Ante-Nicene Fathers/Volume V/Novatian/A Treatise of Novatian Concerning the Trinity/Part 14

Chapter XIV. Argument.—The Author Prosecutes the Same Argument.

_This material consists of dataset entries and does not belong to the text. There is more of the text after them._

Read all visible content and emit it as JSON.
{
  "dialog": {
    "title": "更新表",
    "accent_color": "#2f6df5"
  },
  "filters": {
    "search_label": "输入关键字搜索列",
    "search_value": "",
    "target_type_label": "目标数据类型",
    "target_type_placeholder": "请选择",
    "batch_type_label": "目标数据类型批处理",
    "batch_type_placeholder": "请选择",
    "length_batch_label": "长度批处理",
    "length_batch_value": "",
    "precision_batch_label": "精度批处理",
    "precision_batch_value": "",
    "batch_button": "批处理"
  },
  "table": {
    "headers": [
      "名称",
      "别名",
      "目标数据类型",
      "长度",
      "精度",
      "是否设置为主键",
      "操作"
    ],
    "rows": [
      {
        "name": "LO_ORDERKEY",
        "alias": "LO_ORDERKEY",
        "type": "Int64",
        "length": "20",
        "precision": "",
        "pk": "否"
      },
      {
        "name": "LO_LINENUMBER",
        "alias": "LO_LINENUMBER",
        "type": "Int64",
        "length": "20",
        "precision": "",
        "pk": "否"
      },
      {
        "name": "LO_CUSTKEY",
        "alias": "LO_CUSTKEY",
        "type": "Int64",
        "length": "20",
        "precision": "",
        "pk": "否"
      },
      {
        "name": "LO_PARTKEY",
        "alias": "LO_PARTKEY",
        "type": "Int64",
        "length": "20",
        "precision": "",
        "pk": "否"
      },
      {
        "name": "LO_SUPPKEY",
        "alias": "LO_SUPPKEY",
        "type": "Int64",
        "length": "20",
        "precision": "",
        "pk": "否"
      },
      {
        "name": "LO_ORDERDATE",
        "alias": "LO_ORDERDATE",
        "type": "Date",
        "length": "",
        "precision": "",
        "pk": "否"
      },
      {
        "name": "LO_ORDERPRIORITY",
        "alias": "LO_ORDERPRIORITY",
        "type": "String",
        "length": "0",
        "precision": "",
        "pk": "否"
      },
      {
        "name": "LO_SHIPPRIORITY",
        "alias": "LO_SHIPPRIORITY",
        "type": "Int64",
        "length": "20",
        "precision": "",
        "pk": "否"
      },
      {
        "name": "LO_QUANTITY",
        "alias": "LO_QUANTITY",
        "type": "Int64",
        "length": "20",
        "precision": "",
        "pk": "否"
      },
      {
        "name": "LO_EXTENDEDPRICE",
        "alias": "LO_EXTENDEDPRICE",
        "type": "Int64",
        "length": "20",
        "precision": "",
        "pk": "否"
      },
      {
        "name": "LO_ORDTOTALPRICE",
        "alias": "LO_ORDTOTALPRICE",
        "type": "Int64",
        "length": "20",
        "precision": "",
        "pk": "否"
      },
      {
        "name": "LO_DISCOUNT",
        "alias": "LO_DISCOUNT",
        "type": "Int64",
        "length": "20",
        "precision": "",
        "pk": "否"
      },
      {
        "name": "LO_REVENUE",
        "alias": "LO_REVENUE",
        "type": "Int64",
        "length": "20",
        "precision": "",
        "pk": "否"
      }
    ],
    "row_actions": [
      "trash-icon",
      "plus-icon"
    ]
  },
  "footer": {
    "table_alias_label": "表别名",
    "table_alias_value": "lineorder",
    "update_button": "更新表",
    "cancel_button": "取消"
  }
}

And yet the heretic still shrinks from urging that Christ is God, whom he perceives to be proved God by so many words as well as facts. If Christ is only man, how, when He came into this world, did He come unto His own, since a man could have made no world? If Christ was only man, how is the world said to have been made by Him, when the world was not by man, but man was ordained after the world? If Christ was only man, how was it that Christ was not only of the seed of David; but He was the Word made flesh and dwelt among us? For although the Protoplast was not born of seed, yet neither was the Protoplast formed of the conjunction of the Word and the flesh. For He is not the Word made flesh, nor dwelt in us. If Christ was only man, how does He “who cometh from heaven testify what He hath seen and heard,”[1] when it is plain that man cannot come from heaven, because he cannot be born there? If Christ be only man, how are “visible things and invisible, thrones, powers, and dominions,” said to be created by Him and in Him; when the heavenly powers could not have been made by man, since they must needs have been prior to man? If Christ is only man, how is He present wherever He is called upon; when it is not the nature of man, but of God, that it can be present in every place? If Christ is only man, why is a man invoked in prayers as a Mediator, when the invocation of a man to afford salvation is condemned as ineffectual? If Christ is only man, why is hope rested upon Him, when hope in man is declared to be accursed? If Christ is only man, why may not Christ be denied without destruction of the soul, when it is said that a sin committed against man may be forgiven? If Christ is only man, how comes John the Baptist to testify and say, “He who cometh after me has become before me, because He was prior to me;”[2] when, if Christ were only man, being born after John, He could not be before John, unless because He preceded him, in that He is God? If Christ is only man, how is it that “what things the Father doeth, these also doeth the Son likewise,”[3] when man cannot do works like to the heavenly operations of God? If Christ is only man, how is it that “even as the Father hath life in Himself, so hath He given to the Son to have life in Himself,”[4] when man cannot have life in him after the example of God the Father, because he is not glorious in eternity, but made with the materials of mortality? If Christ is only man, how does He say, “I am the bread of eternal life which came down from heaven,”[5] when man can neither be the bread of life, he himself being mortal, nor could he have come down from heaven, since no perishable material is established in heaven? If Christ is only man, how does He say that “no man hath seen God at any time, save He which is of God; He hath seen God?”[6] Because if Christ is only man, He could not see God, because no man has seen God; but if, being of God, He has seen God, He wishes it to be understood that He is more than man, in that He has seen God. If Christ is only man, why does He say, “What if ye shall see the Son of man ascending thither where He was before?”[7] But He ascended into heaven, therefore He was there, in that He returned thither where He was before. But if He was sent from heaven by the Father, He certainly is not man only; for man, as we have said, could not come from heaven. Therefore as man He was not there before, but ascended thither where He was not. But the Word of God descended which was there,—the Word of God, I say, and God by whom all things were made, and without whom nothing was made. It was not therefore man that thus came thence from heaven, but the Word of God; that is, God descended thence.


  1. John iii. 31.
  2. John i. 15.
  3. John v. 19.
  4. John v. 26.
  5. John vi. 51.
  6. John vi. 46.
  7. John vi. 62.